When the Tampa Bay Lightning traded goaltender Ben Bishop to the Los Angeles Kings at the 2017 trade deadline for Peter Budaj and defensive prospect Erik Cernak, it was hard not to feel underwhelmed by the return. During his tenure in Tampa Bay, Bishop was one of the best goaltenders in team history. He not only set multiple franchise records as a starter, but he also earned two Vezina nominations, an unheard of feat for the franchise. The return of a backup goaltender and a prospect just didn’t seem to add up to what the Lightning were losing.
However, less than two years after the trade, you can see why then-general manager Steve Yzerman pulled the trigger. Even if Budaj was eventually replaced by Louis Domingue as the team’s backup goaltender, Cernak is already starting to make a name for himself within the franchise. After a strong first year as a full-time pro with the Syracuse Crunch and some impressive preseason play, the young Slovakian defenseman is making a case to break into the NHL sooner rather than later.
Cernak a True Defensive Prospect for Tampa Bay
If you looked at only his scoring numbers, one could easily write off Cernak as just another prospect in the Lightning pipeline. His five goals and 22 points during the 2017-18 season are far from impressive totals, making him only the fifth-highest scoring defenseman on the Crunch.
However, what sets Cernak apart in Tampa Bay’s prospect pipeline isn’t his scoring acumen, but his true defensive potential. See, the franchise already has two young defensemen with high offensive upside in Mikhail Sergachev and Cal Foote. What the Lightning lack is a standout defense-first prospect to pair with them—that type of Anton Stralman-esque player who can shut down his side of the ice, allowing his offensive-minded partner free range to jump into the play without worry.
Cernak filled this role perfectly during his time in Syracuse last season. He became known for his steady, smart play at the blue line that keeps the play in front of him and the puck away from his net.
This is evident in the fact that he sported the Crunch’s second highest plus/minus total last year, putting together an impressive plus-30 as a rookie. Even if this is a flawed statistic, a number that high can’t be ignored, especially when you consider that the Crunch started the season poorly.
Cernak Making a Case for the Lightning
Even early on in his career, Cernak is making a strong case to play in the NHL. In five preseason starts with the Lightning, he has looked impressive despite not registering any points. This is due to his ability to play hard minutes alongside some of the team’s top defensemen like Ryan McDonagh. As said by Rawcharges’ GeoFitz4 regarding Cernak:
He’s been steady and a solid defenseman. He doesn’t look out of place. He passes the eye test from what I have seen of him for being capable of playing in the NHL right now.
During the preseason, Cernak at no point looked out of place. He plays with that perfect mixture of confidence and intelligence that you hope for when you see a young defender given an opportunity to make an impression.
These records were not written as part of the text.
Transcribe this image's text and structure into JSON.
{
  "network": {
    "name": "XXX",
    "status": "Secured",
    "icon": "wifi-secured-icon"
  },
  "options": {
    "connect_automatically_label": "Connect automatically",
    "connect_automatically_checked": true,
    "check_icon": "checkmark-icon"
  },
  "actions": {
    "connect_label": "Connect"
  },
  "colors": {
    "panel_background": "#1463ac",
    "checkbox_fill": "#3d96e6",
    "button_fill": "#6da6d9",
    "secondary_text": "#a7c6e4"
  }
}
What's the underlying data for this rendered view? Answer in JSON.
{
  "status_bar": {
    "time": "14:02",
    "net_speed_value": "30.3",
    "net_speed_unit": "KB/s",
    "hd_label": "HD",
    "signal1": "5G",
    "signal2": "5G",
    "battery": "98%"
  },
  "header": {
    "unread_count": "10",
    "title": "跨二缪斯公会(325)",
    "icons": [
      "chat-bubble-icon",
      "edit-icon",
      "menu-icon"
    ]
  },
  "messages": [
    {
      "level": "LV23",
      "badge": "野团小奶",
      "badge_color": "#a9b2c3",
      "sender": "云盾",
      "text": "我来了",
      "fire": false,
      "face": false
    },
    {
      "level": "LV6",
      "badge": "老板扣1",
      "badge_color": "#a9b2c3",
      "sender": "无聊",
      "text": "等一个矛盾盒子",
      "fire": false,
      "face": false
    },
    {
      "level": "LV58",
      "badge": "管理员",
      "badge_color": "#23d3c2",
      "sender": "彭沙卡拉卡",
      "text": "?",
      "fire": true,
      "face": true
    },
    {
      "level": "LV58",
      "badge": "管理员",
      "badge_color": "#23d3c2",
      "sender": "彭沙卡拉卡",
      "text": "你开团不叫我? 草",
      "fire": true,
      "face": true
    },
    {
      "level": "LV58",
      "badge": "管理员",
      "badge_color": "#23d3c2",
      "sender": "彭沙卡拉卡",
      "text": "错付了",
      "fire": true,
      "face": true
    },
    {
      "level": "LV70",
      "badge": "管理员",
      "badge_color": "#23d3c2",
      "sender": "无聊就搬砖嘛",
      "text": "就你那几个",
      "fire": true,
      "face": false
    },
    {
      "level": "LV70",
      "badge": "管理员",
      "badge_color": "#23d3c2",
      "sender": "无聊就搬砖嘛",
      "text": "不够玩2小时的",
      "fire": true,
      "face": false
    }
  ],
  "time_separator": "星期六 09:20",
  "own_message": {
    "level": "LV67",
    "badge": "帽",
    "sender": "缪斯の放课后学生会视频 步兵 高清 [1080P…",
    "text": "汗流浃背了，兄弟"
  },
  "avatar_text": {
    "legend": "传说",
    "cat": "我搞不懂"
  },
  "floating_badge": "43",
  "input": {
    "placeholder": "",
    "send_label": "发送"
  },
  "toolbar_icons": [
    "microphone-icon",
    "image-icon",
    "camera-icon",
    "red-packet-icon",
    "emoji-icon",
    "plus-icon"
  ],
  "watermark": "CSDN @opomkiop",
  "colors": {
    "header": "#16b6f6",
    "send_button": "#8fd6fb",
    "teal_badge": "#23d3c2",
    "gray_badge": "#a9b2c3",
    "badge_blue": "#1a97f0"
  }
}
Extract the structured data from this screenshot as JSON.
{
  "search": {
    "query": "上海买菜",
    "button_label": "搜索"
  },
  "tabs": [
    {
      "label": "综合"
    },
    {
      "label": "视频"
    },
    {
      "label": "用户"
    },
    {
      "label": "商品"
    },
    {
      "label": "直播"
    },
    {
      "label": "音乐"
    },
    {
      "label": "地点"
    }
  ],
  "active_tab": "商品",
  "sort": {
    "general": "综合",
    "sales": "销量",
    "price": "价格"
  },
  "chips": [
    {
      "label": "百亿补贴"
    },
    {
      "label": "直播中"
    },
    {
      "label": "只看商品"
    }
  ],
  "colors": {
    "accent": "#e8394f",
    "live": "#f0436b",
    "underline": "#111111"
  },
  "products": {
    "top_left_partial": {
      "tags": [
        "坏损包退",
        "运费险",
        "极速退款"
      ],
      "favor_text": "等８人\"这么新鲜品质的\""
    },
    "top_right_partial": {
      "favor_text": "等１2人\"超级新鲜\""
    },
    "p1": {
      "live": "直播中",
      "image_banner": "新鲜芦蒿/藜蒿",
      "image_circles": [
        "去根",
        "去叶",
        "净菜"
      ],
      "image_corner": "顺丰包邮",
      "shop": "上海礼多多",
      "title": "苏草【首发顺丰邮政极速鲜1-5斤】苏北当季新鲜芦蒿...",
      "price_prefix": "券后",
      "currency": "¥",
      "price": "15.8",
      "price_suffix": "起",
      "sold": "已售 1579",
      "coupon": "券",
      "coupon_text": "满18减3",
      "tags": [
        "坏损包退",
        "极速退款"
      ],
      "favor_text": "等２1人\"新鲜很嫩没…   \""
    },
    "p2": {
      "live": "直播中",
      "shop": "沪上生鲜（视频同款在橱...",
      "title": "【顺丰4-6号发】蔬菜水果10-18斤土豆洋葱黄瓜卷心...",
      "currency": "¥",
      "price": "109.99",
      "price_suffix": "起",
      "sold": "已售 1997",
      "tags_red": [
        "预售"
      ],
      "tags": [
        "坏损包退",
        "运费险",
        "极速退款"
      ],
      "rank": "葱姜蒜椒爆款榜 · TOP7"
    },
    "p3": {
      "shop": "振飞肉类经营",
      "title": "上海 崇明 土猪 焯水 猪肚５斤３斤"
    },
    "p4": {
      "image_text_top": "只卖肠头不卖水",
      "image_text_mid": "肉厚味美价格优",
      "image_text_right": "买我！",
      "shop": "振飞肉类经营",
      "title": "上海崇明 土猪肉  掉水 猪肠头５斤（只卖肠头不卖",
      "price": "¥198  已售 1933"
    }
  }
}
While this is just preseason games, it still bodes well for where he is with his development and his future in the NHL.
Lightning Will Be Seeing More of Cernak
It’s too early to say if Cernak will have any impact on the Lightning this season. Even if he is capable of playing in the NHL right now, there is no reason for the franchise to rush him into the league. Playing one more year in Syracuse alongside the likes of Foote or Dominik Masin should only help him progress his game, making him all the better when he eventually reaches Tampa Bay.
Given the fact that the Lightning could be losing three or more of their starting defensemen in the 2019 offseason, that seems like the perfect time to move Cernak into a full-time role with the franchise. While he could act as a mid-season call-up this year should an injury occur, the Lightning have to be hoping they can stay healthy and not have to call upon him (assuming he would not make the final roster out of camp).
If they do decide to give Cernak an opening-night role this year, though, there’s no reason to believe that he won’t succeed. He has the size, skill and hockey IQ to make an immediate impact on the team, even if that isn’t on the score sheet. While scoring is often equated to success in the NHL, the Lightning would be happy to have his silent defensive presence that will allow others to do the offensive talking on the ice.
Eugene Helfrick is a Tampa Bay Lightning writer who is actually from Tampa Bay. He has written about the Lightning for six years, covering everything from their run to the 2015 Stanley Cup Final, to their crushing first-round exit in 2019, to their redemption in the bubble in 2020. While he is happy to talk about just about anything from cows to cars to video games, hockey will always remain one of his favorite pastimes.